▶ [EXERCISE OBJECTIVE]
Write out all the records exactly, and keep any images out.

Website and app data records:
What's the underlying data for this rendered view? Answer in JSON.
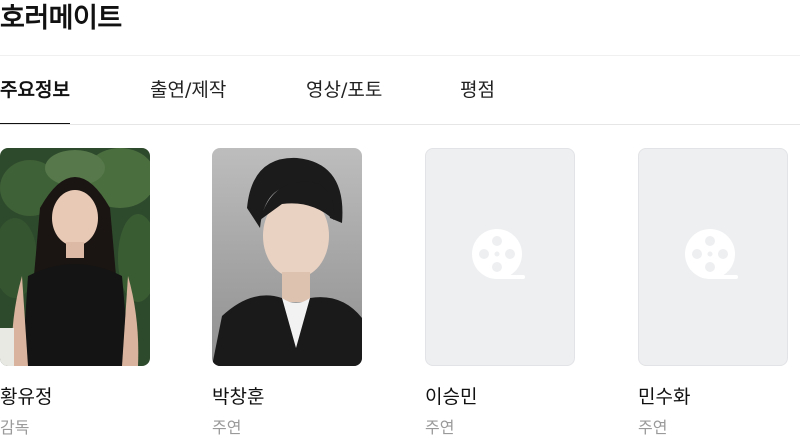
{
  "title": "호러메이트",
  "tabs": [
    {
      "label": "주요정보",
      "active": true
    },
    {
      "label": "출연/제작",
      "active": false
    },
    {
      "label": "영상/포토",
      "active": false
    },
    {
      "label": "평점",
      "active": false
    }
  ],
  "cast": [
    {
      "name": "황유정",
      "role": "감독",
      "photo": "photo"
    },
    {
      "name": "박창훈",
      "role": "주연",
      "photo": "photo"
    },
    {
      "name": "이승민",
      "role": "주연",
      "photo": "film-reel-icon"
    },
    {
      "name": "민수화",
      "role": "주연",
      "photo": "film-reel-icon"
    }
  ],
  "colors": {
    "text": "#111111",
    "secondary_text": "#9a9a9a",
    "placeholder_bg": "#eeeff1",
    "divider": "#e6e6e6"
  }
}
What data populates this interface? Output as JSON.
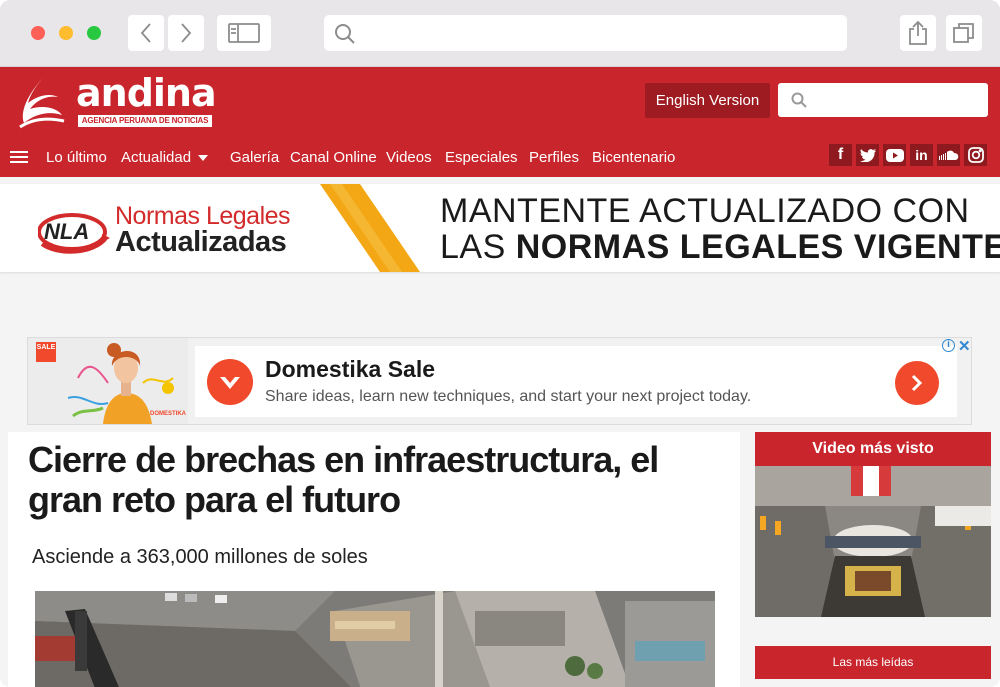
{
  "browser": {
    "url_value": ""
  },
  "site": {
    "logo": "andina",
    "logo_subtitle": "AGENCIA PERUANA DE NOTICIAS",
    "english_button": "English Version",
    "search_placeholder": "",
    "nav": [
      "Lo último",
      "Actualidad",
      "Galería",
      "Canal Online",
      "Videos",
      "Especiales",
      "Perfiles",
      "Bicentenario"
    ],
    "social": [
      "facebook",
      "twitter",
      "youtube",
      "linkedin",
      "soundcloud",
      "instagram"
    ]
  },
  "banner": {
    "brand": "NLA",
    "title1": "Normas Legales",
    "title2": "Actualizadas",
    "line1": "MANTENTE ACTUALIZADO CON",
    "line2_prefix": "LAS ",
    "line2_bold": "NORMAS LEGALES VIGENTES"
  },
  "ad": {
    "badge": "SALE",
    "image_brand": "DOMESTIKA",
    "title": "Domestika Sale",
    "description": "Share ideas, learn new techniques, and start your next project today."
  },
  "article": {
    "headline": "Cierre de brechas en infraestructura, el gran reto para el futuro",
    "subheadline": "Asciende a 363,000 millones de soles"
  },
  "sidebar": {
    "video_title": "Video más visto",
    "most_read": "Las más leídas"
  },
  "colors": {
    "brand_red": "#c8252c",
    "dark_red": "#9e1b21",
    "domestika_orange": "#f0492b"
  }
}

▶ [ANSWER]
What's the underlying data for this rendered view? Answer in JSON.
{
  "title": "호러메이트",
  "tabs": [
    {
      "label": "주요정보",
      "active": true
    },
    {
      "label": "출연/제작",
      "active": false
    },
    {
      "label": "영상/포토",
      "active": false
    },
    {
      "label": "평점",
      "active": false
    }
  ],
  "cast": [
    {
      "name": "황유정",
      "role": "감독",
      "photo": "photo"
    },
    {
      "name": "박창훈",
      "role": "주연",
      "photo": "photo"
    },
    {
      "name": "이승민",
      "role": "주연",
      "photo": "film-reel-icon"
    },
    {
      "name": "민수화",
      "role": "주연",
      "photo": "film-reel-icon"
    }
  ],
  "colors": {
    "text": "#111111",
    "secondary_text": "#9a9a9a",
    "placeholder_bg": "#eeeff1",
    "divider": "#e6e6e6"
  }
}
What data populates this interface? Output as JSON.
{
  "browser": {
    "url_value": ""
  },
  "site": {
    "logo": "andina",
    "logo_subtitle": "AGENCIA PERUANA DE NOTICIAS",
    "english_button": "English Version",
    "search_placeholder": "",
    "nav": [
      "Lo último",
      "Actualidad",
      "Galería",
      "Canal Online",
      "Videos",
      "Especiales",
      "Perfiles",
      "Bicentenario"
    ],
    "social": [
      "facebook",
      "twitter",
      "youtube",
      "linkedin",
      "soundcloud",
      "instagram"
    ]
  },
  "banner": {
    "brand": "NLA",
    "title1": "Normas Legales",
    "title2": "Actualizadas",
    "line1": "MANTENTE ACTUALIZADO CON",
    "line2_prefix": "LAS ",
    "line2_bold": "NORMAS LEGALES VIGENTES"
  },
  "ad": {
    "badge": "SALE",
    "image_brand": "DOMESTIKA",
    "title": "Domestika Sale",
    "description": "Share ideas, learn new techniques, and start your next project today."
  },
  "article": {
    "headline": "Cierre de brechas en infraestructura, el gran reto para el futuro",
    "subheadline": "Asciende a 363,000 millones de soles"
  },
  "sidebar": {
    "video_title": "Video más visto",
    "most_read": "Las más leídas"
  },
  "colors": {
    "brand_red": "#c8252c",
    "dark_red": "#9e1b21",
    "domestika_orange": "#f0492b"
  }
}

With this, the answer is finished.